• **TASK GOAL**
If a line of the records holds the word "MySQL", copy it out.

• **MATERIAL PROVIDED**
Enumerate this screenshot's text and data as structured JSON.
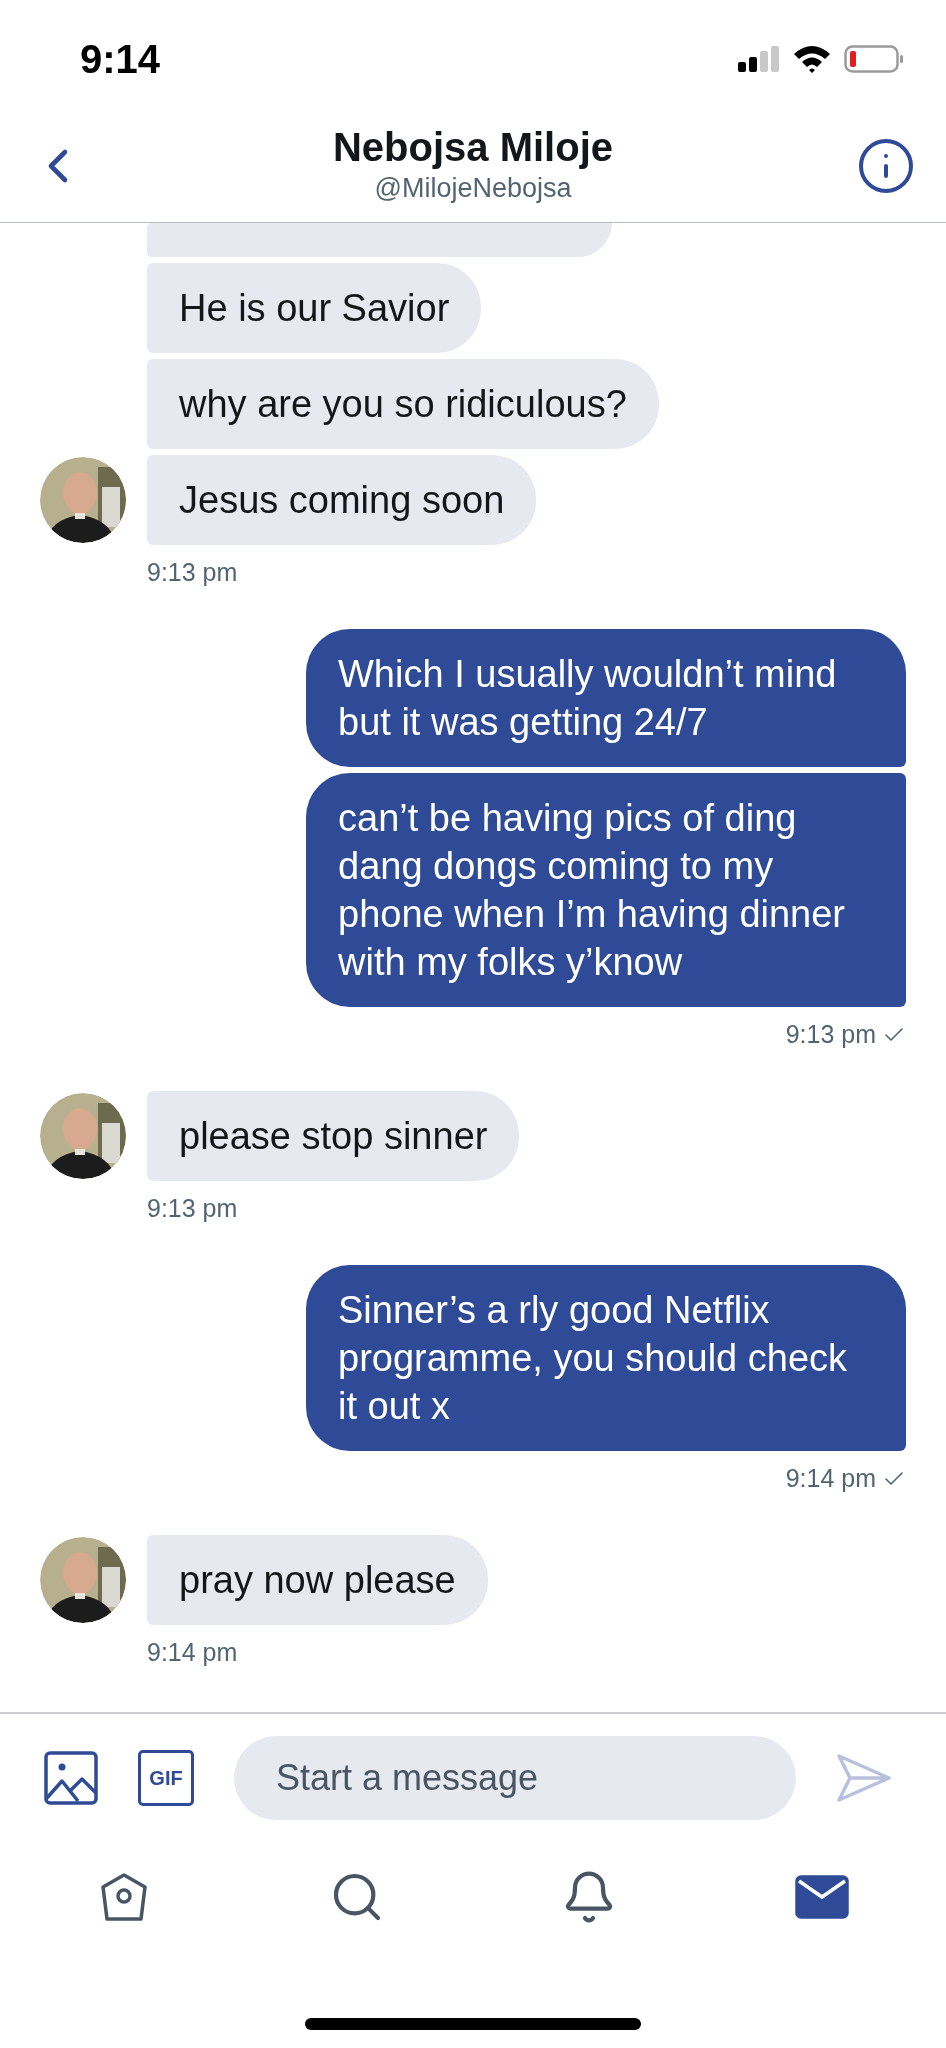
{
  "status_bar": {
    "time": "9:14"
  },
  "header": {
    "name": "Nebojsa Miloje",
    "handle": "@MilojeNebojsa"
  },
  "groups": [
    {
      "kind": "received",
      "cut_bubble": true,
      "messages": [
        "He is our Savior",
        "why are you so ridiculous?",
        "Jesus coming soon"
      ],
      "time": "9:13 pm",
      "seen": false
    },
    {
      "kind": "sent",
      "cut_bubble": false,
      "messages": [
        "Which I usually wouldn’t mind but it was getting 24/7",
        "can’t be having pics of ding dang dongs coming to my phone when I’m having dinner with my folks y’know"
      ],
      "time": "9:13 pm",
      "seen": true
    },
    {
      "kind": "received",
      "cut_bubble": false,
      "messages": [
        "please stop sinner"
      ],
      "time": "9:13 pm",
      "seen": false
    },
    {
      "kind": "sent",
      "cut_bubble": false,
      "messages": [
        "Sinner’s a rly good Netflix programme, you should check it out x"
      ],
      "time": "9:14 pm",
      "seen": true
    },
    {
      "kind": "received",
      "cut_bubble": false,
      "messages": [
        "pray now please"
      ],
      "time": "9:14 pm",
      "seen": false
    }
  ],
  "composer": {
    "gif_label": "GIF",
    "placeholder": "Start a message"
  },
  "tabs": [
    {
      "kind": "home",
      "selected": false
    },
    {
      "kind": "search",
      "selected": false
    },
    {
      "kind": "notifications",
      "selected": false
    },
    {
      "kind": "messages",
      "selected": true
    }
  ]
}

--

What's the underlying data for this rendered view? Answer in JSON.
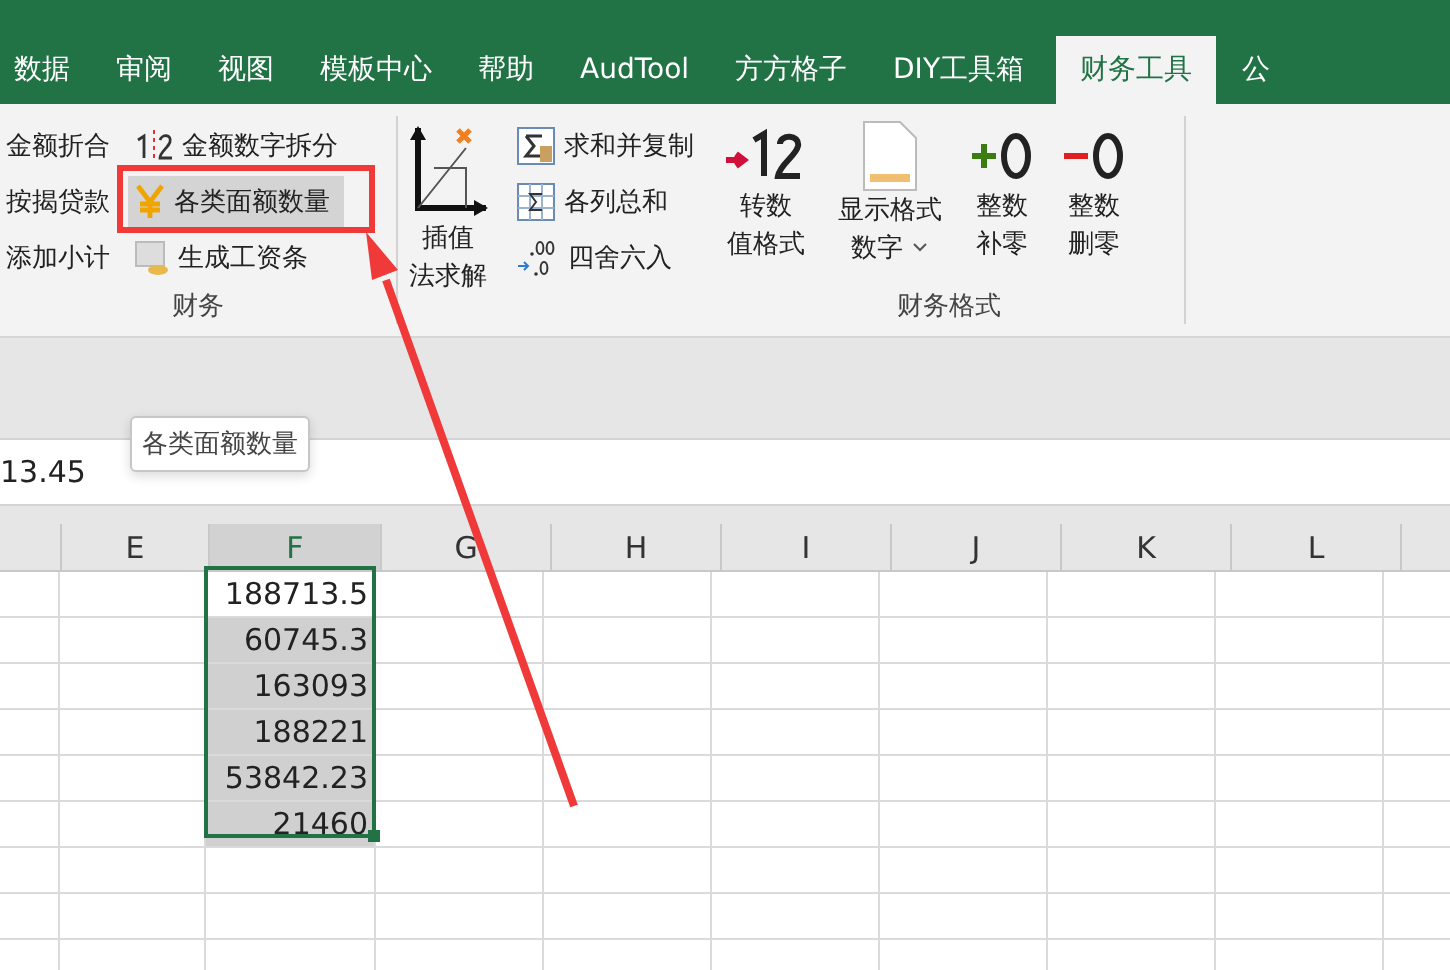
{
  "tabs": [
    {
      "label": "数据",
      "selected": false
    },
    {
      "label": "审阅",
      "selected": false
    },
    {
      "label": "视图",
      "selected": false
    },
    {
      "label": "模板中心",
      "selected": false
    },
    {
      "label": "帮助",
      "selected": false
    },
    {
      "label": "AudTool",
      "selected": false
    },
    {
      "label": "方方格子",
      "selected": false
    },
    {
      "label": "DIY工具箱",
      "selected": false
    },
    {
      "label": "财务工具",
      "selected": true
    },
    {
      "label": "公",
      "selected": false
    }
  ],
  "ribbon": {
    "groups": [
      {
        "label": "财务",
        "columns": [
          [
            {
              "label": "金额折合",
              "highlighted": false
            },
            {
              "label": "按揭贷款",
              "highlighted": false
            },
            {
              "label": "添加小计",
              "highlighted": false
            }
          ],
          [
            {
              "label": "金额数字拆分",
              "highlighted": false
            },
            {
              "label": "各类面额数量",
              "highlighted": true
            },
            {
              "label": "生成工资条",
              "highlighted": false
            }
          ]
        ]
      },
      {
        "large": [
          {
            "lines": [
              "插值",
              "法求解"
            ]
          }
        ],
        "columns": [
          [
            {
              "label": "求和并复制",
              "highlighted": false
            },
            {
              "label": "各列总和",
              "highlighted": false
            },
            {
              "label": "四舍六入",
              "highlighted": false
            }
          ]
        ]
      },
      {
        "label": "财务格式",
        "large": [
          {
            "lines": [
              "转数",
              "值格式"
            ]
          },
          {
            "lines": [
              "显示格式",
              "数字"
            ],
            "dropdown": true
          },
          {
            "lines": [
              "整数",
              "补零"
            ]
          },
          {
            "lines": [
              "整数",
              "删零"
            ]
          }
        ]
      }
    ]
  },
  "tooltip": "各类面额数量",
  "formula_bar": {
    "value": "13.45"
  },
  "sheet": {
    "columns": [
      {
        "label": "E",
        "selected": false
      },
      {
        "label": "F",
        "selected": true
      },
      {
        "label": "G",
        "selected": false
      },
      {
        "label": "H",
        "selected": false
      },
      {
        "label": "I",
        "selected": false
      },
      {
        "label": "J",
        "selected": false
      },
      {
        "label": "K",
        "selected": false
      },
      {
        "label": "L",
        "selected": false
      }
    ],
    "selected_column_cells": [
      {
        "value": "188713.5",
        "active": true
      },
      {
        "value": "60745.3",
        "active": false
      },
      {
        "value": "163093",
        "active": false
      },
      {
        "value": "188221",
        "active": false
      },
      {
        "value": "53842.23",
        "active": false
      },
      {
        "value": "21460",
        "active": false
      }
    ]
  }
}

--

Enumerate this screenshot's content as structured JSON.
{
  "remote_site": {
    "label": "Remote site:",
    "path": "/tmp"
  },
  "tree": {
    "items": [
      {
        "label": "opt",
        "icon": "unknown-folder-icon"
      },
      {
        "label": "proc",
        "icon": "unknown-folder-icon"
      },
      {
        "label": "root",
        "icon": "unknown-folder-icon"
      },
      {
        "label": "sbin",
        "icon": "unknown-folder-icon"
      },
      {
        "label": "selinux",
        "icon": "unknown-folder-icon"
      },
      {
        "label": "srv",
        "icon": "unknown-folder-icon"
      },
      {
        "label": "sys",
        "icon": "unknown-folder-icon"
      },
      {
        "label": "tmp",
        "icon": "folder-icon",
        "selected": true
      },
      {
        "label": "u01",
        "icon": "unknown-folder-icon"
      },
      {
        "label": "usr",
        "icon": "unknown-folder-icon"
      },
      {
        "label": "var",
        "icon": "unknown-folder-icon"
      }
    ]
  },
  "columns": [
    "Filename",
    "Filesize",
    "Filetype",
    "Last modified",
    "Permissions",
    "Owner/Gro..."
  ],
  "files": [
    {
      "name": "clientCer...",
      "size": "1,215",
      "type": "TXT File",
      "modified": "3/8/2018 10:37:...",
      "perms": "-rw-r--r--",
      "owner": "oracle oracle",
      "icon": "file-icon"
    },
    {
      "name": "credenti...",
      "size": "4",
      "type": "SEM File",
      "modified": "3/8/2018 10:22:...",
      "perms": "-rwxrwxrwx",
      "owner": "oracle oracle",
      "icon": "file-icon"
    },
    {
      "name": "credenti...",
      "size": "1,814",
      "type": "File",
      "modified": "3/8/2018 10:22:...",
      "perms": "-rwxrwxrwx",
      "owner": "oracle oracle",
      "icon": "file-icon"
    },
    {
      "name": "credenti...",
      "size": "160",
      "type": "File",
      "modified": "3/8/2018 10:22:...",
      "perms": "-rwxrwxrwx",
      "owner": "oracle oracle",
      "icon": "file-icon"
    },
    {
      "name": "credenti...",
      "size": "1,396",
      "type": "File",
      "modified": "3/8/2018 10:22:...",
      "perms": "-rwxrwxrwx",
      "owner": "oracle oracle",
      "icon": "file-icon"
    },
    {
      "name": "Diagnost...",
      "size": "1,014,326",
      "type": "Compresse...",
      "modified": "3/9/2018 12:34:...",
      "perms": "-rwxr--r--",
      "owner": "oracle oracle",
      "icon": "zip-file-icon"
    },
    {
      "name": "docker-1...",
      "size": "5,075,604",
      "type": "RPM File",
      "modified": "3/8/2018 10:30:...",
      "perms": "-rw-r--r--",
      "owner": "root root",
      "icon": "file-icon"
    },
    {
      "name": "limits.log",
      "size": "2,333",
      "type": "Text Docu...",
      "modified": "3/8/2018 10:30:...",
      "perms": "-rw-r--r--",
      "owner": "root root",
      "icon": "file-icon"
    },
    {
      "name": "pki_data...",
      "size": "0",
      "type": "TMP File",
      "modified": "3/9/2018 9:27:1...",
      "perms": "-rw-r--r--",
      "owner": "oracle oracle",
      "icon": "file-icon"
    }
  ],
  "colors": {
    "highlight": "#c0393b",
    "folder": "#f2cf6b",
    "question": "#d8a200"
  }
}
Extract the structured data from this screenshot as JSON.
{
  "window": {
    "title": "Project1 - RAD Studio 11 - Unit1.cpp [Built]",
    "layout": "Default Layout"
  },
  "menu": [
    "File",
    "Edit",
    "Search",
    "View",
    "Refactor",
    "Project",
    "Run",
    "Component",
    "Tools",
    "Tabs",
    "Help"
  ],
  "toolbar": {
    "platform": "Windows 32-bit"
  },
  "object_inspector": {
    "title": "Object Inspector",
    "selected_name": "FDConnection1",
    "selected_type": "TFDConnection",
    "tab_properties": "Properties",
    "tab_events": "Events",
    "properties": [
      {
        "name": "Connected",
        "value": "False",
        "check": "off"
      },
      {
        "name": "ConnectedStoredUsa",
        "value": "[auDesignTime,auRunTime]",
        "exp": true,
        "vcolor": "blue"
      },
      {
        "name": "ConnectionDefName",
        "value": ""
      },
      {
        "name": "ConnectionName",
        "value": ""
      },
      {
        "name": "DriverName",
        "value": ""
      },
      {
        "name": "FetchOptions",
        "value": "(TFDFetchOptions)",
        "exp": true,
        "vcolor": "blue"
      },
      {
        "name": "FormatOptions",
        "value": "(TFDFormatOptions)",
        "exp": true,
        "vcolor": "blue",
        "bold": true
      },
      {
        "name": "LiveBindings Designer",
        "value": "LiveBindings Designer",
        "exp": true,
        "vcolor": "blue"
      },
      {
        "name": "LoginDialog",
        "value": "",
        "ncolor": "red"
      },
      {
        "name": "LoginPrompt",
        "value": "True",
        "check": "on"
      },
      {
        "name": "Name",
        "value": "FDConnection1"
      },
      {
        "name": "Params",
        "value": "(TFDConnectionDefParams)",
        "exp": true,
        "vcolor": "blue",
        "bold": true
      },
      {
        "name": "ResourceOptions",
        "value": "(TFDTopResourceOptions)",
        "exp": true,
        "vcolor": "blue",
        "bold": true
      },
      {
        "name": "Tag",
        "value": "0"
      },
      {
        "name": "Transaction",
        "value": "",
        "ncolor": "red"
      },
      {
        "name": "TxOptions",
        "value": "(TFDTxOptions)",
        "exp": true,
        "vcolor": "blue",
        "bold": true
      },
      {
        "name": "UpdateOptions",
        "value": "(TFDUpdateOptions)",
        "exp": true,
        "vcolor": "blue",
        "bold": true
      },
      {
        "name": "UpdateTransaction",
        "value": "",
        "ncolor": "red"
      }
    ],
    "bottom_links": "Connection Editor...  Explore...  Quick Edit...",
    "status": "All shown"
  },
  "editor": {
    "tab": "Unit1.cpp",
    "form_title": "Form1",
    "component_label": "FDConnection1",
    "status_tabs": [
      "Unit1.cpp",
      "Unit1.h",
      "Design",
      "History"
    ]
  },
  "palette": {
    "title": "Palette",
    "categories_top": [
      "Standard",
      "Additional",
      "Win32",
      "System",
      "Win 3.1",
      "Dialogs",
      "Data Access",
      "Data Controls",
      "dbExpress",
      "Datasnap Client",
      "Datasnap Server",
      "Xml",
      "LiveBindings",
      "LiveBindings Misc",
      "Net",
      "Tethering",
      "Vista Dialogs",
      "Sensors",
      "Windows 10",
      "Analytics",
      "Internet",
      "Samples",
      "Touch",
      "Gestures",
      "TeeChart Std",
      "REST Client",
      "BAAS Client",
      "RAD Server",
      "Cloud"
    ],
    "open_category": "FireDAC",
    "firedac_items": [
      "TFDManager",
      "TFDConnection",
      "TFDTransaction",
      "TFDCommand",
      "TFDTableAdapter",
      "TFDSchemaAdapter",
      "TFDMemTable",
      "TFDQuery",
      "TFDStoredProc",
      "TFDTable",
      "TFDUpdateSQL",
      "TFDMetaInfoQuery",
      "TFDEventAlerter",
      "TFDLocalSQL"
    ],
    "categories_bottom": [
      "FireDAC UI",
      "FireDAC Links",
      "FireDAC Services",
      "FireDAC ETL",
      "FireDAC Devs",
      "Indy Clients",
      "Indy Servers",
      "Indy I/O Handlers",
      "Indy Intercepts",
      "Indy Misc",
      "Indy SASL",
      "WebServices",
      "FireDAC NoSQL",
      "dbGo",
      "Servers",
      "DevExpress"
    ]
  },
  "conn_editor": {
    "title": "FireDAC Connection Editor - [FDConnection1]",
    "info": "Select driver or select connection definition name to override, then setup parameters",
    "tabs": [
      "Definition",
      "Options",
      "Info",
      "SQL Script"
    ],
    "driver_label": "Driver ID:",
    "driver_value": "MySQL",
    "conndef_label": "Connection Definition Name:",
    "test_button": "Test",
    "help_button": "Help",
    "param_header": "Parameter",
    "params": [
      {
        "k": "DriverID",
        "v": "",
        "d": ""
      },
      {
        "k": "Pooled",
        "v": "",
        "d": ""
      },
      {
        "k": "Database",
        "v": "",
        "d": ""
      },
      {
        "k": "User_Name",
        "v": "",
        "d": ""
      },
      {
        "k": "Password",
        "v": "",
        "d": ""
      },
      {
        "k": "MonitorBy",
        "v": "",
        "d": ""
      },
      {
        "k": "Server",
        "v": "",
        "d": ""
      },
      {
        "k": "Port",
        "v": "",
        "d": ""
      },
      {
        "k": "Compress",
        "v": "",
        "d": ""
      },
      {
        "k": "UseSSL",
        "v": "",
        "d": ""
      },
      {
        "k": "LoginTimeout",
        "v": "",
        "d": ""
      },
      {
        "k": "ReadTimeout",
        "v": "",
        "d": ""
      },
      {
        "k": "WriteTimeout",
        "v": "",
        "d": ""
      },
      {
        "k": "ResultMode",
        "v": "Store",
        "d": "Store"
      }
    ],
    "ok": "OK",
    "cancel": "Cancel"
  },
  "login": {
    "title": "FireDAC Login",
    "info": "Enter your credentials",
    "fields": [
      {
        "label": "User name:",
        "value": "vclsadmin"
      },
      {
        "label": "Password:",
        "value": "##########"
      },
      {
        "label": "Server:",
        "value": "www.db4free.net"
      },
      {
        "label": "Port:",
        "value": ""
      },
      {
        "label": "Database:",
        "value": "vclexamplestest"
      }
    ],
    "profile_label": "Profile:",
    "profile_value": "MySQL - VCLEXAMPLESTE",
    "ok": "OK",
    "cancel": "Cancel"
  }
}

• **SOLUTION**
    "driver_value": "MySQL",
    "profile_value": "MySQL - VCLEXAMPLESTE",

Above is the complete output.